Walden: The Social Change Conference and Summer Residency

This may not be relevant to many of my readers, but I wanted to bring my part of this discussion out into the blogosphere for any other Walden students out there. My advisor, Dr. Nolan, recently posted this prompt in our online discussion forum:

There were many complaints by the attendees of the Minneapolis residency about being forced to attend the Social Change conference. How do you feel? Do you think WU should be hosting the SCC at all? Do you think that the SCC should be a part of the summer residency? If so, how should it be changed? Should it be shorter? Should students be more involved, less? There are no wrong answers here.

Though I wasn’t at the residency myself this summer, I did respond to the prompt and to some of the others’ responses. I’d be currious to read other responses in the comments below:

I enjoyed reading everyone’s responses just now. I wasn’t at the residency, so I can’t answer the question directly myself, but I can say a few things in reaction to what you all wrote:1. Walden’s social change mission has been one of the surprising benefits of going through this program. It has changed my perspective… the way I see what I do, what I can do, and what I should do.

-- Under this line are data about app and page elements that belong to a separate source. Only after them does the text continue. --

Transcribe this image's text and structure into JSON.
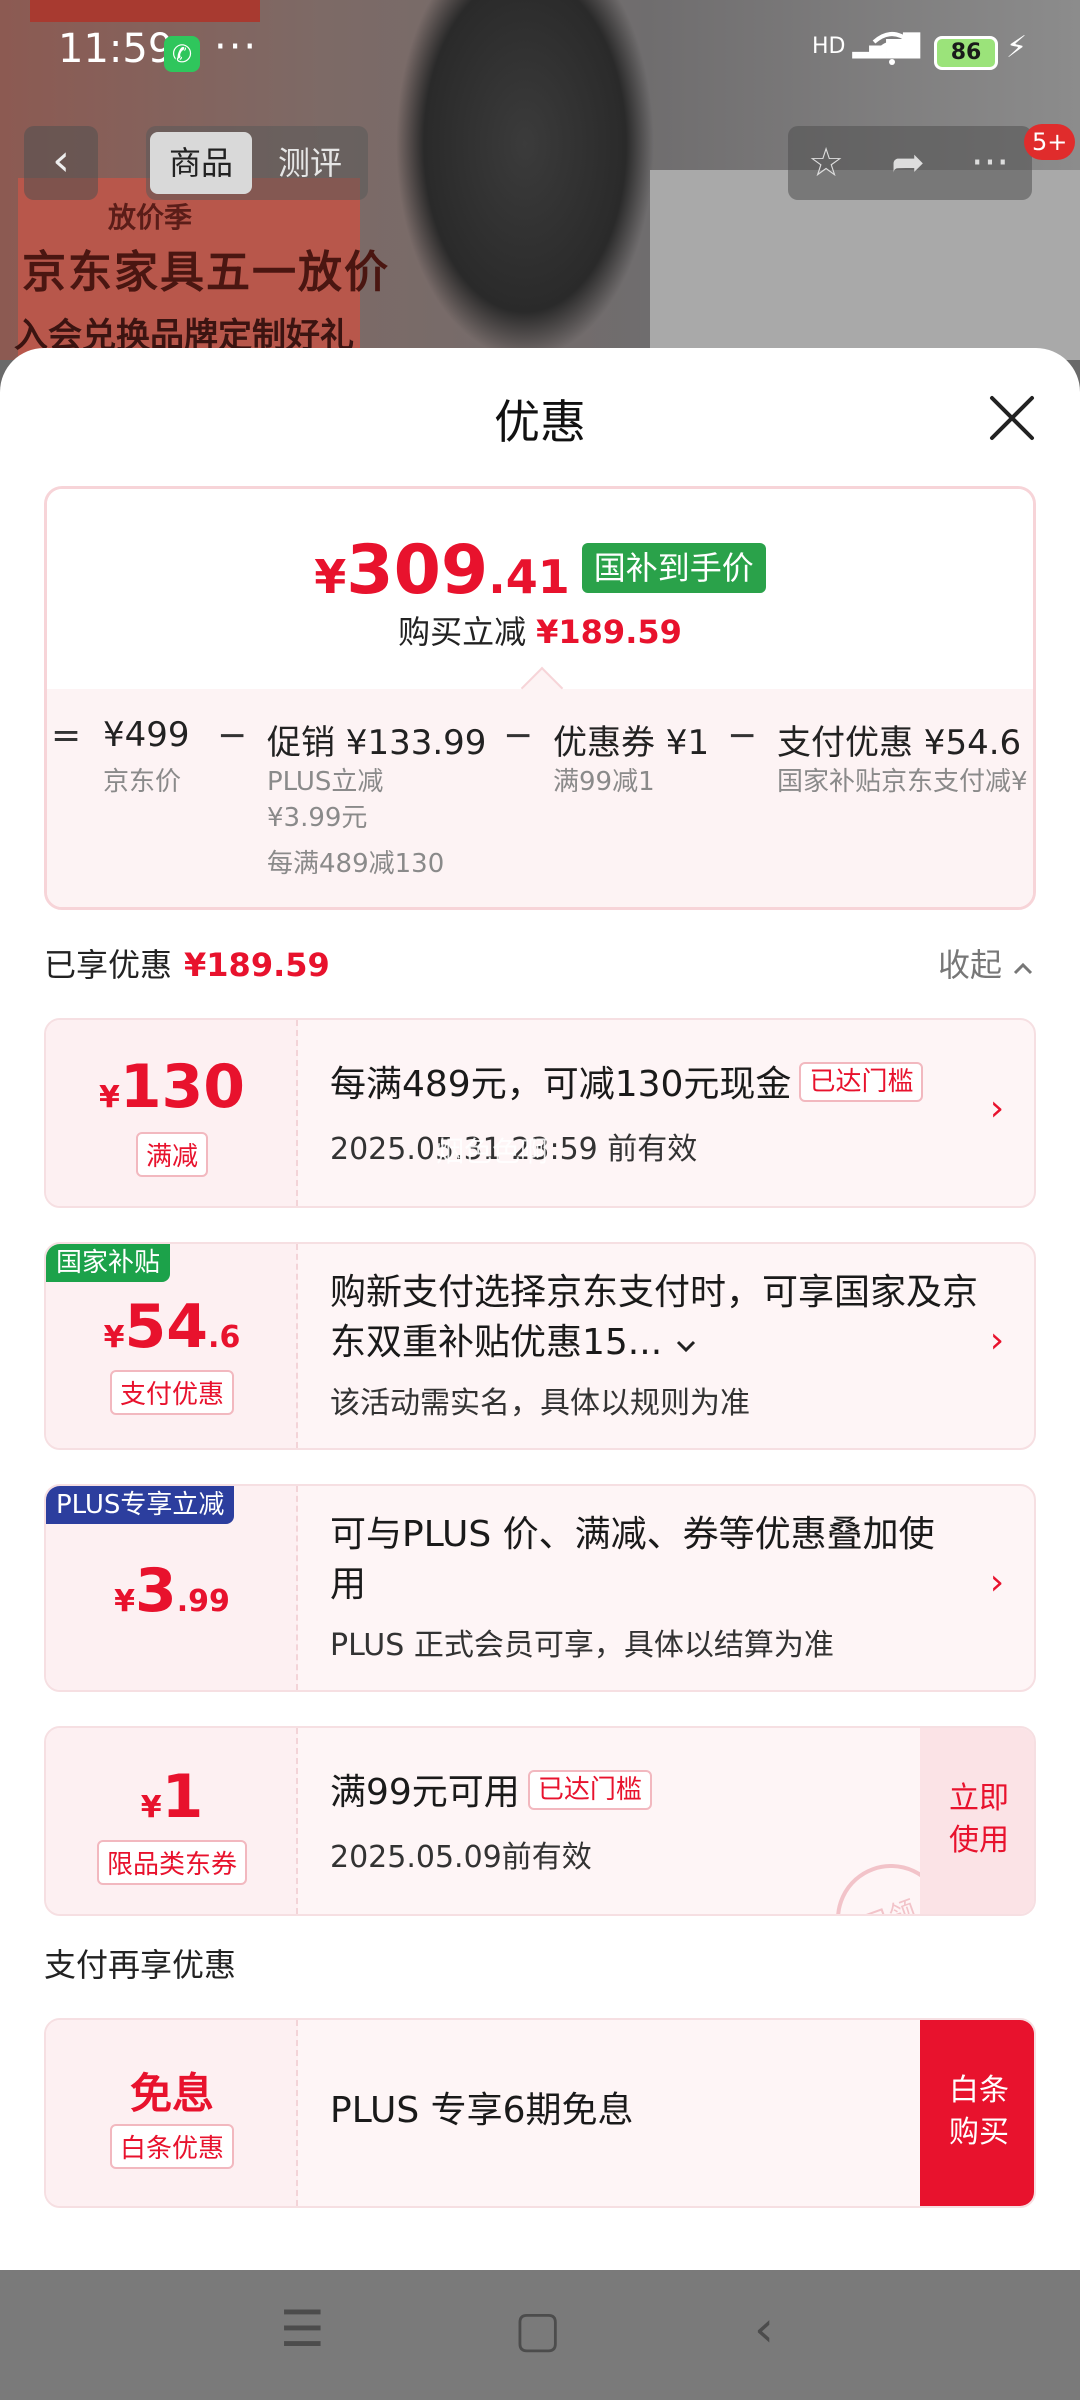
{
  "status_bar": {
    "time": "11:59",
    "dots": "···",
    "battery": "86",
    "signal_label": "HD"
  },
  "background_page": {
    "banner_line1": "放价季",
    "banner_line2": "京东家具五一放价",
    "banner_line3": "入会兑换品牌定制好礼",
    "tabs": [
      "商品",
      "测评"
    ],
    "badge": "5+"
  },
  "sheet": {
    "title": "优惠",
    "summary": {
      "price_symbol": "¥",
      "price_int": "309",
      "price_dec": ".41",
      "price_tag": "国补到手价",
      "reduce_label": "购买立减",
      "reduce_value": "¥189.59",
      "breakdown": [
        {
          "op": "=",
          "main": "¥499",
          "sub1": "京东价"
        },
        {
          "op": "−",
          "main": "促销 ¥133.99",
          "sub1": "PLUS立减",
          "sub2": "¥3.99元",
          "sub3": "每满489减130"
        },
        {
          "op": "−",
          "main": "优惠券 ¥1",
          "sub1": "满99减1"
        },
        {
          "op": "−",
          "main": "支付优惠 ¥54.6",
          "sub1": "国家补贴京东支付减¥"
        }
      ]
    },
    "enjoyed": {
      "label": "已享优惠",
      "value": "¥189.59",
      "collapse": "收起"
    },
    "offers": [
      {
        "symbol": "¥",
        "amount": "130",
        "decimal": "",
        "type": "满减",
        "title": "每满489元，可减130元现金",
        "threshold": "已达门槛",
        "sub": "2025.05.31 23:59 前有效"
      },
      {
        "corner": "国家补贴",
        "symbol": "¥",
        "amount": "54",
        "decimal": ".6",
        "type": "支付优惠",
        "title": "购新支付选择京东支付时，可享国家及京东双重补贴优惠15...",
        "sub": "该活动需实名，具体以规则为准"
      },
      {
        "corner": "PLUS专享立减",
        "symbol": "¥",
        "amount": "3",
        "decimal": ".99",
        "title": "可与PLUS 价、满减、券等优惠叠加使用",
        "sub": "PLUS 正式会员可享，具体以结算为准"
      },
      {
        "symbol": "¥",
        "amount": "1",
        "decimal": "",
        "type": "限品类东券",
        "title": "满99元可用",
        "threshold": "已达门槛",
        "sub": "2025.05.09前有效",
        "action": "立即使用",
        "stamp": "已领"
      }
    ],
    "watermark": "烟色色啊",
    "pay_section": {
      "label": "支付再享优惠"
    },
    "pay_offer": {
      "big": "免息",
      "type": "白条优惠",
      "title": "PLUS 专享6期免息",
      "action": "白条购买"
    }
  },
  "colors": {
    "accent": "#e8122d",
    "gov_green": "#2aa24a",
    "plus_blue": "#2c3e9e"
  }
}
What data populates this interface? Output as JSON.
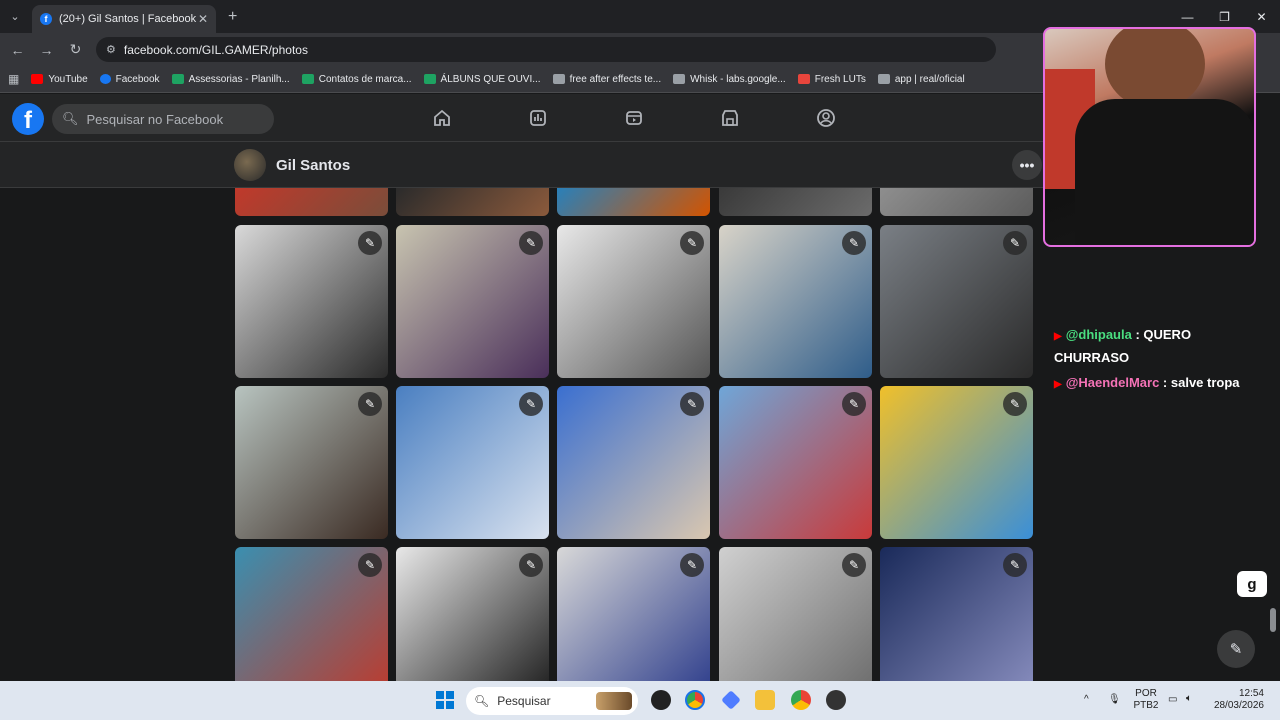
{
  "browser": {
    "tab_title": "(20+) Gil Santos | Facebook",
    "tab_favicon": "f",
    "tab_close": "✕",
    "new_tab": "+",
    "tab_menu": "⌄",
    "url": "facebook.com/GIL.GAMER/photos",
    "window_controls": [
      "—",
      "❐",
      "✕"
    ],
    "bookmarks": [
      {
        "label": "YouTube",
        "color": "#ff0000"
      },
      {
        "label": "Facebook",
        "color": "#1877f2"
      },
      {
        "label": "Assessorias - Planilh...",
        "color": "#1ea362"
      },
      {
        "label": "Contatos de marca...",
        "color": "#1ea362"
      },
      {
        "label": "ÁLBUNS QUE OUVI...",
        "color": "#1ea362"
      },
      {
        "label": "free after effects te...",
        "color": "#9aa0a6"
      },
      {
        "label": "Whisk - labs.google...",
        "color": "#9aa0a6"
      },
      {
        "label": "Fresh LUTs",
        "color": "#e8453c"
      },
      {
        "label": "app | real/oficial",
        "color": "#9aa0a6"
      }
    ]
  },
  "facebook": {
    "logo": "f",
    "search_placeholder": "Pesquisar no Facebook",
    "nav_icons": [
      "home-icon",
      "feed-icon",
      "video-icon",
      "marketplace-icon",
      "groups-icon"
    ],
    "profile_name": "Gil Santos",
    "more": "•••",
    "photo_rows": [
      [
        "#c0392b,#7a4d3a",
        "#2b2b2b,#8b5a3c",
        "#2980b9,#d35400",
        "#3a3a3a,#6b6b6b",
        "#8e8e8e,#5c5c5c"
      ],
      [
        "#d9d9d9,#2a2a2a",
        "#c8c4b0,#4a2f5a",
        "#e8e8e8,#555555",
        "#d8d3c8,#2f5d8a",
        "#7a7f85,#2a2a2a"
      ],
      [
        "#b8c4c0,#3a2a22",
        "#4a7fc1,#d9e2ef",
        "#3a6fd0,#d9c7b0",
        "#6fa6d8,#c93a3a",
        "#f0c02a,#3a8fd8"
      ],
      [
        "#3a8fb0,#c0392b",
        "#e8e8e8,#1a1a1a",
        "#d8d8d8,#2a3a8a",
        "#d0d0d0,#6a6a6a",
        "#1a2a5a,#8a8fc0"
      ]
    ]
  },
  "chat": [
    {
      "user": "@dhipaula",
      "sep": " : ",
      "text": "QUERO CHURRASO"
    },
    {
      "user": "@HaendelMarc",
      "sep": " : ",
      "text": "salve tropa"
    }
  ],
  "overlay": {
    "g_button": "g",
    "compose_icon": "✎"
  },
  "taskbar": {
    "search_placeholder": "Pesquisar",
    "lang_top": "POR",
    "lang_bottom": "PTB2",
    "time": "12:54",
    "date": "28/03/2026"
  }
}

2. I strongly believe that Residencies are for talking to the people who are there. Period. I often say now that information transmission is no excuse for a face-to-face meeting. I gather that residencies have changed a lot since I was attending them (I haven’t been since summer 2005), but I appreciated any flexibility offered to us at the time… and simply made my own flexibility if it wasn’t offered. (I should mention that the faculty I respect most behaved the same way.) Sessions can be good food for thought, especially if they include discussion (the Q&A at residencies is of course ideal)… and they can be a good opportunity to see our faculty in action. As much as I’ve come to love the social change mission of the university, I think I probably would’ve resented having to attend. But, if it were an option, I’m sure I would’ve dropped in – and probably gotten quite a bit out of it. I wonder if Dr. Nolan’s question was a bit of a leading question with the choice of the word “forced”… but I’m sure it was based on conversations he’d already had with students.

3. That being said, I might consider attending the social change conference in the future. ;)

If you are a Walden student and have an opinion on this topic – or if you are interested in it for other reasons – please leave your response in the comments below.

7 Responses to “Walden: The Social Change Conference and Summer Residency”

  1. Dianne Anderson Says:

    Mark:

    I heard you speak at the Walden Residency at NECC and have been reading your blog ever since. It is really entertaining as well as educational. I agree with you about the word “forced.” If the Walden residencies can make the social change conference relevant to the process of writing KAMs and dissertations, they will be turning people away. Thanks for the interesting blog. Dianne

  2. fritz Says:

    Mark, as a future/potential Walden student, I personally find the Social Change aspects very appealing. It helps separate out the program from others.